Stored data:

▬▬▬▬▬▬▬▬▬▬

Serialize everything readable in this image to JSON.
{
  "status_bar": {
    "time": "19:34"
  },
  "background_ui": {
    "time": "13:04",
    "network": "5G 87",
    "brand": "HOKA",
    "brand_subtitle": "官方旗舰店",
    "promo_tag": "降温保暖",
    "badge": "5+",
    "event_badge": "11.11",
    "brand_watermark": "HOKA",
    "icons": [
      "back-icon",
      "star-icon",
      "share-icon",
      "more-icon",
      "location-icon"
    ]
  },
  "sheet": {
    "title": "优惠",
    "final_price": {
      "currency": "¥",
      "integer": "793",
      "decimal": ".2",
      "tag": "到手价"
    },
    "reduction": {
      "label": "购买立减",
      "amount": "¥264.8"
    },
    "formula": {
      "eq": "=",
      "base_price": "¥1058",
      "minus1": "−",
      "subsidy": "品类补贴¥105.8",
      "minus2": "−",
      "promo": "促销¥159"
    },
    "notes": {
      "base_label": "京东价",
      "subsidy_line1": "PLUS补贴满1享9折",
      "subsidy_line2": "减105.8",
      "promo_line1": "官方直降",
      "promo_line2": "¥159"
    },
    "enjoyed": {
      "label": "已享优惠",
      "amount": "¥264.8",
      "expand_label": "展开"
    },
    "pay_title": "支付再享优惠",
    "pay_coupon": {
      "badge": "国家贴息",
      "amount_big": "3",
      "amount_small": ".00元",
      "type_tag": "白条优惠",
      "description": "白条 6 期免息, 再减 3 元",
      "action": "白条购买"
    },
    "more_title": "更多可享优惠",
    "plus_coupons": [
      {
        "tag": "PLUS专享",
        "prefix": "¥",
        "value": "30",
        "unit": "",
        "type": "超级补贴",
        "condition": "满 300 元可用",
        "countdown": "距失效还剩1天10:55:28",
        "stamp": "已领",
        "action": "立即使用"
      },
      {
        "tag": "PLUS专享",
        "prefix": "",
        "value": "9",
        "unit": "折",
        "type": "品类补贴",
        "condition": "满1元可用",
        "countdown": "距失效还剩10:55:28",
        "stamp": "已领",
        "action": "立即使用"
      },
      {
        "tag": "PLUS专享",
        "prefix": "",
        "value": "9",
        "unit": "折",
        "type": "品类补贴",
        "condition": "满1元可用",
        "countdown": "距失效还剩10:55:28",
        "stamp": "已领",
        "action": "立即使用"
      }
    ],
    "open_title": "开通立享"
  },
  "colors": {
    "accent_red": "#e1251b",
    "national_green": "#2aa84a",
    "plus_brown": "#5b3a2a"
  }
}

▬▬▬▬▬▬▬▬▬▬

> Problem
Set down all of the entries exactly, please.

> Problem solution
Serialize everything readable in this image to JSON.
{
  "status_bar": {
    "time": "19:34"
  },
  "background_ui": {
    "time": "13:04",
    "network": "5G 87",
    "brand": "HOKA",
    "brand_subtitle": "官方旗舰店",
    "promo_tag": "降温保暖",
    "badge": "5+",
    "event_badge": "11.11",
    "brand_watermark": "HOKA",
    "icons": [
      "back-icon",
      "star-icon",
      "share-icon",
      "more-icon",
      "location-icon"
    ]
  },
  "sheet": {
    "title": "优惠",
    "final_price": {
      "currency": "¥",
      "integer": "793",
      "decimal": ".2",
      "tag": "到手价"
    },
    "reduction": {
      "label": "购买立减",
      "amount": "¥264.8"
    },
    "formula": {
      "eq": "=",
      "base_price": "¥1058",
      "minus1": "−",
      "subsidy": "品类补贴¥105.8",
      "minus2": "−",
      "promo": "促销¥159"
    },
    "notes": {
      "base_label": "京东价",
      "subsidy_line1": "PLUS补贴满1享9折",
      "subsidy_line2": "减105.8",
      "promo_line1": "官方直降",
      "promo_line2": "¥159"
    },
    "enjoyed": {
      "label": "已享优惠",
      "amount": "¥264.8",
      "expand_label": "展开"
    },
    "pay_title": "支付再享优惠",
    "pay_coupon": {
      "badge": "国家贴息",
      "amount_big": "3",
      "amount_small": ".00元",
      "type_tag": "白条优惠",
      "description": "白条 6 期免息, 再减 3 元",
      "action": "白条购买"
    },
    "more_title": "更多可享优惠",
    "plus_coupons": [
      {
        "tag": "PLUS专享",
        "prefix": "¥",
        "value": "30",
        "unit": "",
        "type": "超级补贴",
        "condition": "满 300 元可用",
        "countdown": "距失效还剩1天10:55:28",
        "stamp": "已领",
        "action": "立即使用"
      },
      {
        "tag": "PLUS专享",
        "prefix": "",
        "value": "9",
        "unit": "折",
        "type": "品类补贴",
        "condition": "满1元可用",
        "countdown": "距失效还剩10:55:28",
        "stamp": "已领",
        "action": "立即使用"
      },
      {
        "tag": "PLUS专享",
        "prefix": "",
        "value": "9",
        "unit": "折",
        "type": "品类补贴",
        "condition": "满1元可用",
        "countdown": "距失效还剩10:55:28",
        "stamp": "已领",
        "action": "立即使用"
      }
    ],
    "open_title": "开通立享"
  },
  "colors": {
    "accent_red": "#e1251b",
    "national_green": "#2aa84a",
    "plus_brown": "#5b3a2a"
  }
}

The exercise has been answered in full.